Despite a flurry of warnings about possible violence over the holidays, residents in this capital of Central Sulawesi Province, thought the bomb blast that ripped through a nearby pork-selling market on New Year's Eve was an earthquake.
They were convinced, like so many others in the region, that the communal tensions that erupted into deadly clashes between Muslims and Christians five years ago were a thing of the past. Even after finding out it was a bomb, they condemned it as simply the work of a small group of "terrorists."
"Christian and Muslim people used to be very easily provoked," says a local Christian, Leo Parengkuan, as he sits drinking coffee on his porch with a Muslim friend. "Now they're not, because the people know that the violence is not because of religion, but because of politics, economics, and other things."
This refusal to be provoked by a recent string of sensational attacks - including the beheading of three girls walking to a Christian school in October and an ineffectual bomb blast near a church Monday - marks strong popular support for a 2001 peace accord designed to end several years of large-scale Christian-Muslim clashes.
A deeper understanding of the unrest has sprung out of a general conflict fatigue, with more people seeing past the seeming religious nature of the ongoing attacks. Observers credit the careful work by community and religious leaders, nongovernmental organizations, and even the once-fiery local media with promoting that understanding.

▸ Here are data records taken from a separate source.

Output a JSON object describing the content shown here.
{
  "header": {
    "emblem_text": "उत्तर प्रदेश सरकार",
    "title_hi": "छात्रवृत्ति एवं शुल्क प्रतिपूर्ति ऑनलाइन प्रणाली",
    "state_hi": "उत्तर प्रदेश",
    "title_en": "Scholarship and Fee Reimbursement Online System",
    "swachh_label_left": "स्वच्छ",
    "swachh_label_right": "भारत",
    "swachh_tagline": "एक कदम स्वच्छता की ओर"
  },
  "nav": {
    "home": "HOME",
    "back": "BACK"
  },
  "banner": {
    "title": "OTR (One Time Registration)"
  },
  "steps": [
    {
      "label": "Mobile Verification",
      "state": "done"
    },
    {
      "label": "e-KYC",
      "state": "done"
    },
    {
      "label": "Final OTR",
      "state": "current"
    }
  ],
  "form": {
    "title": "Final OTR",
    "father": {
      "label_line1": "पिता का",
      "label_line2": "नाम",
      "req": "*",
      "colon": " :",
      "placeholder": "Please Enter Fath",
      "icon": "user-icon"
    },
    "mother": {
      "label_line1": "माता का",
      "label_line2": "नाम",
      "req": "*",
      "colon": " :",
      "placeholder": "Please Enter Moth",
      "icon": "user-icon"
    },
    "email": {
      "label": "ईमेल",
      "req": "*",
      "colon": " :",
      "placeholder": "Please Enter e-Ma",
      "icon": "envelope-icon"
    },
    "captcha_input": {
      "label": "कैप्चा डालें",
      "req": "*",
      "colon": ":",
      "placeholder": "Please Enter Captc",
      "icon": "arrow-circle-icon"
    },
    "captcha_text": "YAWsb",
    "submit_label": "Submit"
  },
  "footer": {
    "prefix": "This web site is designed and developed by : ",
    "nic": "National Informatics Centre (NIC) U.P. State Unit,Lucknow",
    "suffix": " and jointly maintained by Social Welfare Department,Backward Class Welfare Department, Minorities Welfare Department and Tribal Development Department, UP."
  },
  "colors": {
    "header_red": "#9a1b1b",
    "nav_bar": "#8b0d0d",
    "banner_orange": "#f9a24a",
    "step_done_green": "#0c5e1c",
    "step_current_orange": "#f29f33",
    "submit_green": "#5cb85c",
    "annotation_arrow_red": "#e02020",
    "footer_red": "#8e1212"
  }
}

Top religious leaders from both sides held public meetings to talk about the need to end the conflict, and quickly and jointly condemned further violence. NGO workers went to villages teaching people to look more critically at the conflict, and trained local youth "peace agents" to do the same. Comic books were developed for children in nearby Poso with stories involving Muslim and Christian characters resolving problems through tolerance.
"Muslims and Christians would really open their minds when they saw this," says Iskandar Lamuka, director of the Institute for Empowering Civil Society (LPMS) in Poso.
Tasrief Siara, a journalist for independent Nebula radio in Palu, worked with other reporters and photographers to cover these peace-building efforts and promoted "peace journalism" in the area after seeing the way the local coverage of the conflict stoked tensions.
"We began reporting not only on how many victims there were, how bad the mutilation was, ... but the impact of the violence on the people," Siara says, "how many children were losing their fathers and mothers, and how many widows were losing their husbands - the mental impact, not just the physical."
The impact of such efforts is being felt even in the district of Poso - the heart of the conflict in Sulawesi that left more than 1,000 dead - where burned and destroyed houses and religious buildings are easier to find than sectarian anger.
"I was very sad to see my house burned down and was angry at the time, but now - no," says Hauglim Peuggele, a Poso resident who stood in front of a burned down church. "I've come back to this place to buy a house and reconcile with Muslim people in Poso."
But while the combined efforts seem to have born fruit in stemming a communal backlash along religious lines, continuing incidents of "mysterious" attacks show the difficulty of stamping out such violence completely.
Most of the attacks since the accord have appeared to target Christians, and security forces and terror experts have pointed to outside Islamic militant groups that came to the island during the height of the conflict.
The International Crisis Group has warned that outside jihadist groups continue to exploit the conflict in Poso and stressed the need to reintegrate "leftover mujahideen."
"When outsiders look to enter a place like Poso, it's leftover mujahideen who provide them with a way into the area and local contacts to recruit new people," says David McRae, an ICG analyst.
For many of these ex-combatants, fighting in the name of Islam remains one of the most meaningful experiences of their lives, and may prompt them to continue even without a formal organization.
"It's difficult to forget the time I was a combatant," says Abang Syamsuri, a former mujahideen who fought during both the conflicts in Sulawesi and Maluku. "I stopped fighting in 2001, but had a discussion with myself until 2005. I would think, 'Should I be a combatant or live a normal life in Poso?' "
Rights groups have long accused security forces of involvement in continuing conflicts for economic or political reasons. The failure to bring to justice those behind the violence in Poso has only fueled local suspicions of involvement by officials, military, or local businessmen.
The government responded last week to mounting calls for an independent fact-finding team by pledging to send over 1,000 more police officers to Central Sulawesi to work with over 5,000 security personnel already in the area.
"In Poso, the government doesn't need to send more troops, police, or intelligence," says Rev. Rinaldy Damanik, chairman of the Synod of Churches of Central Sulawesi. "They need to give more space to the people to make independent fact collection."
NGO workers say the lack of answers behind the recent and past attacks has prevented resolving land disputes that would allow displaced people to return home and heal.
"We lived next to the Christian people for so long and we were all friends, so I really believed that they would not attack," says Siara, a Muslim woman who fled her village in rural Poso and has never returned. "I'm not angry at all Christians, but I am still angry at the people who burned my house and killed my husband. I don't know why they did it."